• PROBLEM TO SOLVE: Using the material that follows, identify and copy each line with the string "Date".
□ □ □ □ □ □ □
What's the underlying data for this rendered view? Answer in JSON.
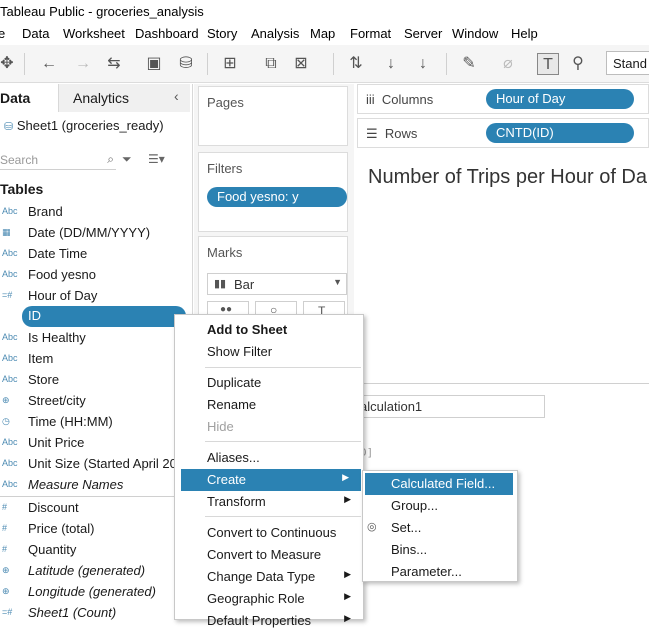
{
  "window": {
    "title": "Tableau Public - groceries_analysis"
  },
  "menubar": [
    "e",
    "Data",
    "Worksheet",
    "Dashboard",
    "Story",
    "Analysis",
    "Map",
    "Format",
    "Server",
    "Window",
    "Help"
  ],
  "toolbar": {
    "standard_label": "Stand"
  },
  "data_pane": {
    "tab_data": "Data",
    "tab_analytics": "Analytics",
    "datasource": "Sheet1 (groceries_ready)",
    "search_placeholder": "Search",
    "tables_label": "Tables",
    "fields": [
      {
        "icon": "Abc",
        "label": "Brand"
      },
      {
        "icon": "cal",
        "label": "Date (DD/MM/YYYY)"
      },
      {
        "icon": "Abc",
        "label": "Date Time"
      },
      {
        "icon": "Abc",
        "label": "Food yesno"
      },
      {
        "icon": "#",
        "label": "Hour of Day"
      },
      {
        "icon": "#",
        "label": "ID"
      },
      {
        "icon": "Abc",
        "label": "Is Healthy"
      },
      {
        "icon": "Abc",
        "label": "Item"
      },
      {
        "icon": "Abc",
        "label": "Store"
      },
      {
        "icon": "geo",
        "label": "Street/city"
      },
      {
        "icon": "time",
        "label": "Time (HH:MM)"
      },
      {
        "icon": "Abc",
        "label": "Unit Price"
      },
      {
        "icon": "Abc",
        "label": "Unit Size (Started April 20"
      },
      {
        "icon": "Abc",
        "label": "Measure Names"
      },
      {
        "icon": "#",
        "label": "Discount"
      },
      {
        "icon": "#",
        "label": "Price (total)"
      },
      {
        "icon": "#",
        "label": "Quantity"
      },
      {
        "icon": "geo",
        "label": "Latitude (generated)"
      },
      {
        "icon": "geo",
        "label": "Longitude (generated)"
      },
      {
        "icon": "#",
        "label": "Sheet1 (Count)"
      }
    ]
  },
  "cards": {
    "pages": "Pages",
    "filters": "Filters",
    "filter_pill": "Food yesno: y",
    "marks": "Marks",
    "mark_type": "Bar"
  },
  "shelves": {
    "columns_label": "Columns",
    "columns_pill": "Hour of Day",
    "rows_label": "Rows",
    "rows_pill": "CNTD(ID)"
  },
  "worksheet": {
    "title": "Number of Trips per Hour of Da",
    "calc_name": "alculation1",
    "bracket_hint": "D]"
  },
  "context_menu": [
    {
      "label": "Add to Sheet",
      "bold": true
    },
    {
      "label": "Show Filter"
    },
    {
      "label": "Duplicate"
    },
    {
      "label": "Rename"
    },
    {
      "label": "Hide",
      "disabled": true
    },
    {
      "label": "Aliases..."
    },
    {
      "label": "Create",
      "submenu": true,
      "highlighted": true
    },
    {
      "label": "Transform",
      "submenu": true
    },
    {
      "label": "Convert to Continuous"
    },
    {
      "label": "Convert to Measure"
    },
    {
      "label": "Change Data Type",
      "submenu": true
    },
    {
      "label": "Geographic Role",
      "submenu": true
    },
    {
      "label": "Default Properties",
      "submenu": true
    }
  ],
  "create_submenu": [
    {
      "label": "Calculated Field...",
      "highlighted": true
    },
    {
      "label": "Group..."
    },
    {
      "label": "Set..."
    },
    {
      "label": "Bins..."
    },
    {
      "label": "Parameter..."
    }
  ],
  "colors": {
    "accent": "#2b82b3"
  }
}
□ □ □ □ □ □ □
• EXPECTED ANSWER:
        "label": "Date (DD/MM/YYYY)"
        "label": "Date Time"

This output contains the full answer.